"At the same time, a corresponding expectation was that at some time in the future we would see higher interest rates and rising inflation, both to a gradual degree if all went well," he said.
Major investors in the market were already prepared to sell holdings in anticipation of a downturn, Friedman pointed out.
"Any money manager should be fired if he didn't have a plan to lighten up somewhat on stocks and head for the exit door at a sign of reversal," Friedman added.
The US markets overreacted to news that was negative but not extreme, Friedman maintained.
Some of the market selloffs in the past week had been undertaken to give money managers the cash on hand, or liquidity to take advantage of undervalued stocks after the anticipated market correction, or limited downturn took place, Friedman assessed.
"So there is a priority to lighten up quickly to be able to pick up some bargains late," he said. "You will hear about some derivative funds that crashed, but that is not the main story."
Friedman said he saw "reasonable evidence" of global growth to provide underlying strength and he added that President Donald Trump’s tax policy was clearly favorable to company profits in that environment.
US President Ronald Reagan said after the 1987 one-day crash, "the fundamentals are strong," Friedman reminded. Many stocks have been vulnerable to sudden declines as news affects sentiment and expectations, but investors should not overreact, Friedman cautioned.
"Don't panic, get some specific strategic advice on dealing with variations, and good," he recommended.
Independent Institute Center for Peace & Freedom Director Ivan Eland told Sputnik that US stocks had been overvalued so that a correction in the market had been inevitable given the price-to-earnings and adjusted price-to-earnings ratios were "out of kilter."
"The underlying US economy is good, so I don’t think it’s worrisome," Eland said.
The US stock market has been going up for over two years with no correction, analysts have noted.

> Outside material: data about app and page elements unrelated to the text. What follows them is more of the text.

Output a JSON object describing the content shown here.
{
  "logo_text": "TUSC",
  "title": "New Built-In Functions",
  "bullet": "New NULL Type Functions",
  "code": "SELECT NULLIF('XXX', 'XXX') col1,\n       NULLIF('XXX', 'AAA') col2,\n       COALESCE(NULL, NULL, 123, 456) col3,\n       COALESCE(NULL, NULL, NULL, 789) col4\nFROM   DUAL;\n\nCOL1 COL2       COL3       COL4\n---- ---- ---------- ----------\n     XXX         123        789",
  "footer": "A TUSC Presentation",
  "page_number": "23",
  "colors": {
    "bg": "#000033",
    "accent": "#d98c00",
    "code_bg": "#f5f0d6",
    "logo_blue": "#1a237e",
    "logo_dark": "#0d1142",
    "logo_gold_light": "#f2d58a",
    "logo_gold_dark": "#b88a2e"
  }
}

Last week’s Dow Jones plunge caused a chain reaction, hitting exchanges around the globe over anxieties of interest rate hikes. On Friday, Tokyo stocks dropped 3.4 percent in the morning trade while China’s benchmark indexes posted significant losses for the first time in more than two years.